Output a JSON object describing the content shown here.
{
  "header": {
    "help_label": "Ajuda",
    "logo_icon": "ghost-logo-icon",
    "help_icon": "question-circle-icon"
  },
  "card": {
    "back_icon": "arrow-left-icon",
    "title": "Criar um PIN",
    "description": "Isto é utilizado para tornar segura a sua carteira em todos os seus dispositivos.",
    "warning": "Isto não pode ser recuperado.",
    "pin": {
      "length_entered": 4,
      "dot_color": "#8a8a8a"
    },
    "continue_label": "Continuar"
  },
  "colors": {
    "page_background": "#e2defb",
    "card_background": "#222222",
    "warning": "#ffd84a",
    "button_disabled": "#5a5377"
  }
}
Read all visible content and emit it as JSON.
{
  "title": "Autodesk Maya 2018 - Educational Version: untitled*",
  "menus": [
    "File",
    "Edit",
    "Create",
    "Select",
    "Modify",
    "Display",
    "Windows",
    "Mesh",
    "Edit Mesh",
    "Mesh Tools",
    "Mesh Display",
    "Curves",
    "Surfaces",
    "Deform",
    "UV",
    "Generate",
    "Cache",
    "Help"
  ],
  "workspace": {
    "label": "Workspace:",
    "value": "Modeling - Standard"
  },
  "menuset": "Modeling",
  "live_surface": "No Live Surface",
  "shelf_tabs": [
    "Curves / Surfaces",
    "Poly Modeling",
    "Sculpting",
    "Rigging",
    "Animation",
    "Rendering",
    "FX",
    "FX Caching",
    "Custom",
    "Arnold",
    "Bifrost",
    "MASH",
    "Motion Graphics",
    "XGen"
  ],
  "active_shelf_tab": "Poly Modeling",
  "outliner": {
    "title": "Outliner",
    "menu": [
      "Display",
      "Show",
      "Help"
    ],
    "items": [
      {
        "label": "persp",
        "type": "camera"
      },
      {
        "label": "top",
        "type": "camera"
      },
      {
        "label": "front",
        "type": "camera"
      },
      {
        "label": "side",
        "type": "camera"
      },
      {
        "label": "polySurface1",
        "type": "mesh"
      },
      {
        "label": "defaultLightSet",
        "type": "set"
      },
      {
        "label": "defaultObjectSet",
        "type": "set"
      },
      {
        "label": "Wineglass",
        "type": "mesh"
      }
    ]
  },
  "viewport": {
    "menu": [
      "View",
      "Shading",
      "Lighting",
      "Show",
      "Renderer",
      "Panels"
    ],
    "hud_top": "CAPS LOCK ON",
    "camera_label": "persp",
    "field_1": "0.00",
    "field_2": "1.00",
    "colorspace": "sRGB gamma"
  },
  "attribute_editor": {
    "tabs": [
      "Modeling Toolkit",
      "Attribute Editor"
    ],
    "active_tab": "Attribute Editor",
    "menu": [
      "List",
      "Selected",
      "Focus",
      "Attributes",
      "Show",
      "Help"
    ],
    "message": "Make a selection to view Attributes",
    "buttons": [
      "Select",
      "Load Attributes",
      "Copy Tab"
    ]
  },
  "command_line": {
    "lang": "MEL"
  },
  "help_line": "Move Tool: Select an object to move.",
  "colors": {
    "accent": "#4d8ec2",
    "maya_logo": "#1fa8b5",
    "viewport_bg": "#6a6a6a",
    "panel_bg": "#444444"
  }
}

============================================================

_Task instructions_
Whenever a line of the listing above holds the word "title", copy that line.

_Solution_
    "title": "Criar um PIN",
  "title": "Autodesk Maya 2018 - Educational Version: untitled*",
    "title": "Outliner",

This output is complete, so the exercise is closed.